- ASSIGNMENT: In this material, which lines include the string "accent"? Show them.

- DATA TO PROCESS:
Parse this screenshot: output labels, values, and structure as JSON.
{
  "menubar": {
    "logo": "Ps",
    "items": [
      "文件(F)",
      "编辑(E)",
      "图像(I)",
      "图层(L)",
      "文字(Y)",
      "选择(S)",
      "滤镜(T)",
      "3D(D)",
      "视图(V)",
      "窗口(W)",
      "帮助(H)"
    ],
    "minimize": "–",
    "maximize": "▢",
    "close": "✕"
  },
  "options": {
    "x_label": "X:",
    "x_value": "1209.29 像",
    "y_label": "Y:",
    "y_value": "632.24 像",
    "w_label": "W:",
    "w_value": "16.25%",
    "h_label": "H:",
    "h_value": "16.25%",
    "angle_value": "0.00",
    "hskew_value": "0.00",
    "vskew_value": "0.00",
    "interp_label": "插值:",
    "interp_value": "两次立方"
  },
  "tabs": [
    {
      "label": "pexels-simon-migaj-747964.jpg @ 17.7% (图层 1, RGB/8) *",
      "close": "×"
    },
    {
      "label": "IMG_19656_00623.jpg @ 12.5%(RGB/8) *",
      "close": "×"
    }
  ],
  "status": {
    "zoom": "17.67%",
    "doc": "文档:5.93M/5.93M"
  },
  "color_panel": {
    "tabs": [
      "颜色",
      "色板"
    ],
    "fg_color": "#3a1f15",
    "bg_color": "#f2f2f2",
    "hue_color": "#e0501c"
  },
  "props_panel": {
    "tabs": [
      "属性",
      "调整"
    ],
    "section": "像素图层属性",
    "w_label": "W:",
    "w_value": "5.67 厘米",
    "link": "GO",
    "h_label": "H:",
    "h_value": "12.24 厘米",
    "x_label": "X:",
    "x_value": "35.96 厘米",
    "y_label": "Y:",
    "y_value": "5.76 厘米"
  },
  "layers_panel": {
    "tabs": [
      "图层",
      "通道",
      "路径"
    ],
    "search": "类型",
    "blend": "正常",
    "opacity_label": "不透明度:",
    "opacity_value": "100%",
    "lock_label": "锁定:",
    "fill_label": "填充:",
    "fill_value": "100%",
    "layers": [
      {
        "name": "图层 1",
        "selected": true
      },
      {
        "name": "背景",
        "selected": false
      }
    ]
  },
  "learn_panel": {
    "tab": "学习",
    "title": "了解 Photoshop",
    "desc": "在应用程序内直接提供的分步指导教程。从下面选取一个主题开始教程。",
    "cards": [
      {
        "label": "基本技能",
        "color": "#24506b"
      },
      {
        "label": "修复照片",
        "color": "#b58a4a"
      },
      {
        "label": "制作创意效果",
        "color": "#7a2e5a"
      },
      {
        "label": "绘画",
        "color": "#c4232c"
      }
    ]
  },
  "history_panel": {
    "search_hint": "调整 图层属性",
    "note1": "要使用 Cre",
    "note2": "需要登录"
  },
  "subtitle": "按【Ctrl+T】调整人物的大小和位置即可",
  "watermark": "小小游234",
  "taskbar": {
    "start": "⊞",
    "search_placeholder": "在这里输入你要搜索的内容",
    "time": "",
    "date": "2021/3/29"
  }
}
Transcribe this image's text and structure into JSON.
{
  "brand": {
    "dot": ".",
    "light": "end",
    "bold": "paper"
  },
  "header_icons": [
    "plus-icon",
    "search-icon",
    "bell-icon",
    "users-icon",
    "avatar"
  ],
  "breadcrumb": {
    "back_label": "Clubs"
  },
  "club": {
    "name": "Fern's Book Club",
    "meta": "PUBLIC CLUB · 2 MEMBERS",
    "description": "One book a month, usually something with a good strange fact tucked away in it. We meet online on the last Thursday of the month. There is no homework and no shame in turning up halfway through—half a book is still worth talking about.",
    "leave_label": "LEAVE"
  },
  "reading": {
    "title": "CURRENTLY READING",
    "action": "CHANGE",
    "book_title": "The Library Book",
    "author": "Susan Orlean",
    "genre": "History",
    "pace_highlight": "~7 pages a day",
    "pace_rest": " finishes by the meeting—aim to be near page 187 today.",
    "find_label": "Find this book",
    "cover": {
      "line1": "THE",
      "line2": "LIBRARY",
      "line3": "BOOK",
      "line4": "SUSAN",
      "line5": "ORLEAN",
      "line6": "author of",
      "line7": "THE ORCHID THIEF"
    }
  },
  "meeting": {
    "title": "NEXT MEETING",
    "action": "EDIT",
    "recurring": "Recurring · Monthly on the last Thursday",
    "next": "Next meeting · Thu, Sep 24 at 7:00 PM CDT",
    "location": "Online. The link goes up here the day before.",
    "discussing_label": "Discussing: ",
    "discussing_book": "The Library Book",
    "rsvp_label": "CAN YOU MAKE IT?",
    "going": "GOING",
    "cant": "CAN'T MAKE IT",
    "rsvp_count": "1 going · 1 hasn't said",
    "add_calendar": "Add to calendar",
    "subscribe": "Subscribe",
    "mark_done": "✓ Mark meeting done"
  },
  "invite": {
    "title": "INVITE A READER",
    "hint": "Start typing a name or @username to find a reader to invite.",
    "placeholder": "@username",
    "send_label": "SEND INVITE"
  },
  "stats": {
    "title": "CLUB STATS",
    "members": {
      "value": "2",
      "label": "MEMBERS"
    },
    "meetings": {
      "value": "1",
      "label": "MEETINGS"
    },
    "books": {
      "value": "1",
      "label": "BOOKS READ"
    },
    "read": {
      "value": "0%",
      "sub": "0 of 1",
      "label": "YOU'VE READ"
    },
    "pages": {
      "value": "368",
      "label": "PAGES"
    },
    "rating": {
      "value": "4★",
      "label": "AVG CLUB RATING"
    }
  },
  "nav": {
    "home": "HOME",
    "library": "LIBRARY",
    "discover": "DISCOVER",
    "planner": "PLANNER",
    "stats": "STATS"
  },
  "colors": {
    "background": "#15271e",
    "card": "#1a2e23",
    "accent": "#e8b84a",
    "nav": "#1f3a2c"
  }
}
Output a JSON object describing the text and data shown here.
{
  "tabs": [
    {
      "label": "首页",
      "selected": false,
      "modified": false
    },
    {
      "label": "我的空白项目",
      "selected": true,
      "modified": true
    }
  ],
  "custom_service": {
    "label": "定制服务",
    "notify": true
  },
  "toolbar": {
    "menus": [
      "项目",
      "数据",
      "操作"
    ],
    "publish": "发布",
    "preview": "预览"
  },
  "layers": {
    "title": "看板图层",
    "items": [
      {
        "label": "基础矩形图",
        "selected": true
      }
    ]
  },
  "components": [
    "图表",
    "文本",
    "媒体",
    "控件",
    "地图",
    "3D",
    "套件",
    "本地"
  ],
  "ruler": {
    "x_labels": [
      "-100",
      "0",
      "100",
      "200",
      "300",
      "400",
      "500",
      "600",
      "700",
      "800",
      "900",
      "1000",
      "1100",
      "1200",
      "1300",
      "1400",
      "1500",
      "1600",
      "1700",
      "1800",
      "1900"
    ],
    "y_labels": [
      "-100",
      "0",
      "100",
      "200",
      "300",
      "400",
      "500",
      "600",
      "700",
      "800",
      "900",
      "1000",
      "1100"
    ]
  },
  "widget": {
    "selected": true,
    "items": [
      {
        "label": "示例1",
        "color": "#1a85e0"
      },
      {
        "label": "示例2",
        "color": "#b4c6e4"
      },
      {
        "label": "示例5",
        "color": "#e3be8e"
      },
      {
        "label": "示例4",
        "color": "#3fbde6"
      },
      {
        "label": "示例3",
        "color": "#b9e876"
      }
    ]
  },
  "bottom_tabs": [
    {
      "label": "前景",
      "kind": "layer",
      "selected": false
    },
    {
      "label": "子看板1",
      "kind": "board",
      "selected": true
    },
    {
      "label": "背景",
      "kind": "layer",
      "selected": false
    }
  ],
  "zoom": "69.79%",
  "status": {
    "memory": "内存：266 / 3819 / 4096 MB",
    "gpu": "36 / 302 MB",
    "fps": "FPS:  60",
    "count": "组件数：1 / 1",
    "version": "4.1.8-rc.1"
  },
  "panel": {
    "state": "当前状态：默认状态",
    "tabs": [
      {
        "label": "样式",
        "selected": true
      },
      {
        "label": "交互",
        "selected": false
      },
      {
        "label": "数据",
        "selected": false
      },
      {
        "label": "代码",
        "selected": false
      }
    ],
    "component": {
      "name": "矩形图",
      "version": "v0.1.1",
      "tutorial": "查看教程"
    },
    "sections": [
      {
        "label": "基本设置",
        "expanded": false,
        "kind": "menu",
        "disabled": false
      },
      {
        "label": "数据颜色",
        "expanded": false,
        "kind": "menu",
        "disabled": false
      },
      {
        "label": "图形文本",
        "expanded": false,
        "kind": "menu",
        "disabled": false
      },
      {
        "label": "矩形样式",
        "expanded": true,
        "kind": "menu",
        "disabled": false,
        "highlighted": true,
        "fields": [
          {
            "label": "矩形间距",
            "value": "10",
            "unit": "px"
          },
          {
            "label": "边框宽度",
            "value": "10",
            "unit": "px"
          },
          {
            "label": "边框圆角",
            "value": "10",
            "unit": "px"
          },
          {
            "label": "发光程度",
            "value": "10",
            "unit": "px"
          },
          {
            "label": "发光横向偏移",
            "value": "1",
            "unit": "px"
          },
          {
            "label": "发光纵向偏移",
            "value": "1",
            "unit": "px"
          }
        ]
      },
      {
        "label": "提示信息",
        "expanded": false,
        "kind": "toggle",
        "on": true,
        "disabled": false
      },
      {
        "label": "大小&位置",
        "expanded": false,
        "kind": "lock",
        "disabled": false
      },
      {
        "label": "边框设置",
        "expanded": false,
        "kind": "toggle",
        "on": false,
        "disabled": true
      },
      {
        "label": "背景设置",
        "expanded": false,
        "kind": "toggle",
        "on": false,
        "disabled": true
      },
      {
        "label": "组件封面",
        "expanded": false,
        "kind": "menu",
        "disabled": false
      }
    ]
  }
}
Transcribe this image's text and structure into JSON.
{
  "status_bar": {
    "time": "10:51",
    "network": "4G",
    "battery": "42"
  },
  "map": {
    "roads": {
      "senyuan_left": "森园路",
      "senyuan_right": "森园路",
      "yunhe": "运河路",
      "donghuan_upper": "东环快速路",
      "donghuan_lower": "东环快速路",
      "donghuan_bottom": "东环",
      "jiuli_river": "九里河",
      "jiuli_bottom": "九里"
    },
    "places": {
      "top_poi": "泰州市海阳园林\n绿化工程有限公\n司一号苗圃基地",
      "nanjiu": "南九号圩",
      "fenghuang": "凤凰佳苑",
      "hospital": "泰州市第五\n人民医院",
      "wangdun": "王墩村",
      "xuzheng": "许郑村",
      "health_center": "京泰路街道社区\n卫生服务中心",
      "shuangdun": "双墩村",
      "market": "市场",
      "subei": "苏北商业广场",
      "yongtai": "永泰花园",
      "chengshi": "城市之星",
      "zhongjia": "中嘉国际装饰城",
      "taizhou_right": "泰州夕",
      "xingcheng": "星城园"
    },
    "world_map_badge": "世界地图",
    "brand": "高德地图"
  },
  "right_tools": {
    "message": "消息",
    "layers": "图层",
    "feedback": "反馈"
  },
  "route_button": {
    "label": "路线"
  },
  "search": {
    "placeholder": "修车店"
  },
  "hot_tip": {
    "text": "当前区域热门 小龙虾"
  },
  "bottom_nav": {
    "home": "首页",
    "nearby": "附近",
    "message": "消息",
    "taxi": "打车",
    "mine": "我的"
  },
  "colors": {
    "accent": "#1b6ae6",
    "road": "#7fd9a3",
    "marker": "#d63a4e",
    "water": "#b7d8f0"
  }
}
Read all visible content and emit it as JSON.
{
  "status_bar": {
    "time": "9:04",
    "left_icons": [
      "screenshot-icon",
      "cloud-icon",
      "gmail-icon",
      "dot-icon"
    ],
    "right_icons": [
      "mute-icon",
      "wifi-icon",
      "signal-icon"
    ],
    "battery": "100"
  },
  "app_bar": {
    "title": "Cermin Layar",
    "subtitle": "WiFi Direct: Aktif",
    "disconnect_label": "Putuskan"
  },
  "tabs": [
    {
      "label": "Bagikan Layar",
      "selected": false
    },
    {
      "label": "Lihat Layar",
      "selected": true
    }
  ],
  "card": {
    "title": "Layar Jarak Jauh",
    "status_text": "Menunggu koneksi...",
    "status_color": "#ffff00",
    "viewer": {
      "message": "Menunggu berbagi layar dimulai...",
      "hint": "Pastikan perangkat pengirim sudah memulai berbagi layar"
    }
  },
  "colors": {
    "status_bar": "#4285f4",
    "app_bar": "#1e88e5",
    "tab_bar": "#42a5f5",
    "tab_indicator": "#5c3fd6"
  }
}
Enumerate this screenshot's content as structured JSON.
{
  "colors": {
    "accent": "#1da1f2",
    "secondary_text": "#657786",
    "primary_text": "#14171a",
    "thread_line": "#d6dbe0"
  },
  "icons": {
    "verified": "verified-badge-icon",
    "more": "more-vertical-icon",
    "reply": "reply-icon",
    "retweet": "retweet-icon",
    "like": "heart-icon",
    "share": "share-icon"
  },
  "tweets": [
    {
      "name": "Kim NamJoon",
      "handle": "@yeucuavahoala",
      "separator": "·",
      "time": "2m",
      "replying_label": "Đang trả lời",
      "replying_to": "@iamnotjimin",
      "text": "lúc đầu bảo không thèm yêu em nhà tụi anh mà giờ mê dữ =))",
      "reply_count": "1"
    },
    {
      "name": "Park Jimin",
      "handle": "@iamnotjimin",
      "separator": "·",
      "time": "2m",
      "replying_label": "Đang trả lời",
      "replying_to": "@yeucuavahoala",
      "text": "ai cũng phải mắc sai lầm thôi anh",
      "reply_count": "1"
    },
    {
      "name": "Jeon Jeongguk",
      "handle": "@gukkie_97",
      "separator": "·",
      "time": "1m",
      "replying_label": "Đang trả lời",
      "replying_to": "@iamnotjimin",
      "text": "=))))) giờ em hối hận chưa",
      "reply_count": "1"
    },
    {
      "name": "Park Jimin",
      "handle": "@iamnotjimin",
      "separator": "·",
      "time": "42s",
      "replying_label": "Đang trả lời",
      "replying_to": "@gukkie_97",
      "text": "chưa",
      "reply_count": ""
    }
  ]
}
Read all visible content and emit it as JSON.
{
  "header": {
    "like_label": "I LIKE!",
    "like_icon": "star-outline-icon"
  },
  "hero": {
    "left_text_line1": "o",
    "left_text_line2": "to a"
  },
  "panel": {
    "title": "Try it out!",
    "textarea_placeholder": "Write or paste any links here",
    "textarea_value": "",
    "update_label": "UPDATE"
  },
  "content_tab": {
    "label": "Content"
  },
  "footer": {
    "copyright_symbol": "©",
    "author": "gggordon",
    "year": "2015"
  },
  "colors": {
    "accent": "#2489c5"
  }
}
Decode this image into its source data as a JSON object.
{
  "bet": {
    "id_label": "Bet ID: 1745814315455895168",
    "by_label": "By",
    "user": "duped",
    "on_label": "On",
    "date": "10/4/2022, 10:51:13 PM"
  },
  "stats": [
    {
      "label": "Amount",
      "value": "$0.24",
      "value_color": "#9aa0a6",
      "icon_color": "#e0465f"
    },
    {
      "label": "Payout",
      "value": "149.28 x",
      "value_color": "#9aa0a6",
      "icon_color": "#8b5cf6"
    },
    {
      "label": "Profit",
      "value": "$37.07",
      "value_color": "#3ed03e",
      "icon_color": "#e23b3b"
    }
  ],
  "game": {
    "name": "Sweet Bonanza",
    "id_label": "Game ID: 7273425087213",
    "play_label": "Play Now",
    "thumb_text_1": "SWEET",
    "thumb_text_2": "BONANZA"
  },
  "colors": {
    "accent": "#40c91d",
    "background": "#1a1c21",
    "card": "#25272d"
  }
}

- TASK RESULT:
    "accent": "#e8b84a",
    "accent": "#1b6ae6",
    "accent": "#1da1f2",
    "accent": "#2489c5"
    "accent": "#40c91d",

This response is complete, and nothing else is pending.